There may be no more vibrant and bold flag than the Rainbow flag. That is exactly what its creators were aiming for back in the 1970s when the colorful flag was first designed. However, the popular flag that is loved today isn’t quiet the same as the original; there have been several edits and revisions along the way.
In 1977, Harvey Milk of San Francisco ran for City Supervisor on a message of hope and civil rights for homosexuals. Winning the election, he became to first openly homosexual person to win an election in a major US city.
After the election, Milk turned to his friend and fashion designer, Gilbert Baker to create a positive symbol of unity and hope for the gay community. A pink triangle had previously been used for that purpose but the symbol was tainted and controversial due to its former association with Nazism. Inspired to create something fresh and vivid, Baker dyed fabric in eight shades, each with its own meaning.
- Hot pink - sexuality
- Red – life
- Orange – healing
- Yellow – warmth
- Green – nature
- Blue – art
- Indigo – harmony
- Violet – spirit
In 1978, the first Rainbow flags were flown at the Gay Freedom Parade. The symbol started to catch on, so Baker headed to a manufacturer to have the flags mass-produced. However, hot pink fabric was not available, so the first stripe was eliminated, resulting in the first revision.
After just 11 months in office, Harvey Milk was assassinated at City Hall, sending shock waves through the gay community and increasing demand for the flags. The Gay Freedom Day Committee made a rush decision to line the streets with the flags for the annual parade, but needed an even number of stripes for display purposes. The indigo stripe was eliminated, resulting in the six-stripe version most often used today.

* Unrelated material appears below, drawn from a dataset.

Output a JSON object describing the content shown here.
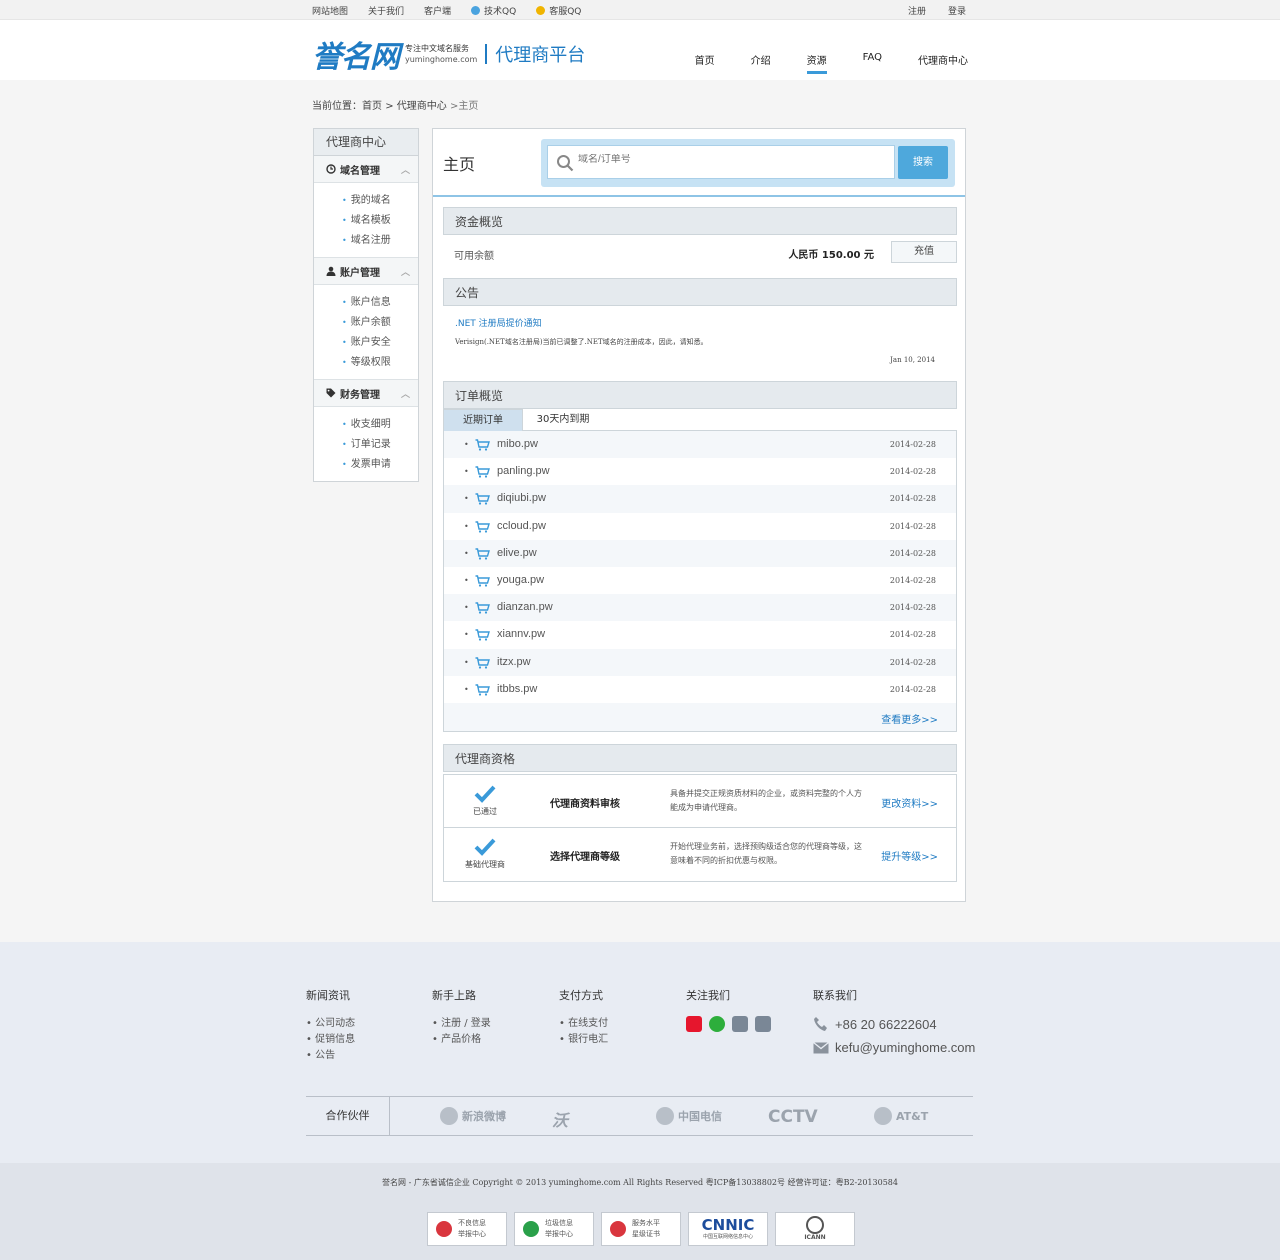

Today the rainbow flag is a symbol of joy, hope, and unity. Fly made in USA versions from flag poles in a variety of ways. For this flexible flag, there is no single way to display it. It may be hung with either the red or violet stripe on top, or in portrait position.